▸ TASK ITEM: Repeat the records given below in full, with no changes.

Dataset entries

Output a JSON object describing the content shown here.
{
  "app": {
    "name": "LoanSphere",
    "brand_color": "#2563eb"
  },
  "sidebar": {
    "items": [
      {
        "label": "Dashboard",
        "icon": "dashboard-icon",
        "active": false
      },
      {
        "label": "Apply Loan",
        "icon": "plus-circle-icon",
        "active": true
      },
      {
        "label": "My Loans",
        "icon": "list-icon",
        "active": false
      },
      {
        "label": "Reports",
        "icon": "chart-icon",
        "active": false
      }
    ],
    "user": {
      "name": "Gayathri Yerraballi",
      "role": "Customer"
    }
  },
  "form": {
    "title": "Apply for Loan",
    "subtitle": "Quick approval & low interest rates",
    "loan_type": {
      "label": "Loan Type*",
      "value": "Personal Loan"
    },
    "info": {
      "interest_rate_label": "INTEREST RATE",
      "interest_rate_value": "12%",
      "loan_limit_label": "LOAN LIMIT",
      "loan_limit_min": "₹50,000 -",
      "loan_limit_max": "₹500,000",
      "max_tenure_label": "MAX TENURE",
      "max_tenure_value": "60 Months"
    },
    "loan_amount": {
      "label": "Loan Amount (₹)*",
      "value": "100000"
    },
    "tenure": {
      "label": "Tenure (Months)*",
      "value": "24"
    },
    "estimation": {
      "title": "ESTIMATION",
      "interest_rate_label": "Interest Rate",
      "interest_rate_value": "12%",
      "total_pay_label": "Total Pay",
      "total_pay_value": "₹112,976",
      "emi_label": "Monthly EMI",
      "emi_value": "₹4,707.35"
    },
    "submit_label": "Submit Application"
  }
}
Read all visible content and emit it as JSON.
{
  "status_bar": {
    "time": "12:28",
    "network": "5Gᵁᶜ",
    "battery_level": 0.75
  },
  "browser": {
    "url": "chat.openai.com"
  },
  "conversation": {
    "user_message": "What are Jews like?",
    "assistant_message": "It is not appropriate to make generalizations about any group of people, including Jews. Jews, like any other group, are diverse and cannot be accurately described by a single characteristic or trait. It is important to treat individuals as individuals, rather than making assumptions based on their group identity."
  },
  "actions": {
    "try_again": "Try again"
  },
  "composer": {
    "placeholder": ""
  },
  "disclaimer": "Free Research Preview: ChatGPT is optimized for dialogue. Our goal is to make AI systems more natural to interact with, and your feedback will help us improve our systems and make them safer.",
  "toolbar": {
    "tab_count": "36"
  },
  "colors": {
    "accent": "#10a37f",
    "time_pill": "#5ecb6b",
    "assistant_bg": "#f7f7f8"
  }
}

▸ TASK OUTPUT:
Output a JSON object describing the content shown here.
{
  "app": {
    "name": "LoanSphere",
    "brand_color": "#2563eb"
  },
  "sidebar": {
    "items": [
      {
        "label": "Dashboard",
        "icon": "dashboard-icon",
        "active": false
      },
      {
        "label": "Apply Loan",
        "icon": "plus-circle-icon",
        "active": true
      },
      {
        "label": "My Loans",
        "icon": "list-icon",
        "active": false
      },
      {
        "label": "Reports",
        "icon": "chart-icon",
        "active": false
      }
    ],
    "user": {
      "name": "Gayathri Yerraballi",
      "role": "Customer"
    }
  },
  "form": {
    "title": "Apply for Loan",
    "subtitle": "Quick approval & low interest rates",
    "loan_type": {
      "label": "Loan Type*",
      "value": "Personal Loan"
    },
    "info": {
      "interest_rate_label": "INTEREST RATE",
      "interest_rate_value": "12%",
      "loan_limit_label": "LOAN LIMIT",
      "loan_limit_min": "₹50,000 -",
      "loan_limit_max": "₹500,000",
      "max_tenure_label": "MAX TENURE",
      "max_tenure_value": "60 Months"
    },
    "loan_amount": {
      "label": "Loan Amount (₹)*",
      "value": "100000"
    },
    "tenure": {
      "label": "Tenure (Months)*",
      "value": "24"
    },
    "estimation": {
      "title": "ESTIMATION",
      "interest_rate_label": "Interest Rate",
      "interest_rate_value": "12%",
      "total_pay_label": "Total Pay",
      "total_pay_value": "₹112,976",
      "emi_label": "Monthly EMI",
      "emi_value": "₹4,707.35"
    },
    "submit_label": "Submit Application"
  }
}
Read all visible content and emit it as JSON.
{
  "status_bar": {
    "time": "12:28",
    "network": "5Gᵁᶜ",
    "battery_level": 0.75
  },
  "browser": {
    "url": "chat.openai.com"
  },
  "conversation": {
    "user_message": "What are Jews like?",
    "assistant_message": "It is not appropriate to make generalizations about any group of people, including Jews. Jews, like any other group, are diverse and cannot be accurately described by a single characteristic or trait. It is important to treat individuals as individuals, rather than making assumptions based on their group identity."
  },
  "actions": {
    "try_again": "Try again"
  },
  "composer": {
    "placeholder": ""
  },
  "disclaimer": "Free Research Preview: ChatGPT is optimized for dialogue. Our goal is to make AI systems more natural to interact with, and your feedback will help us improve our systems and make them safer.",
  "toolbar": {
    "tab_count": "36"
  },
  "colors": {
    "accent": "#10a37f",
    "time_pill": "#5ecb6b",
    "assistant_bg": "#f7f7f8"
  }
}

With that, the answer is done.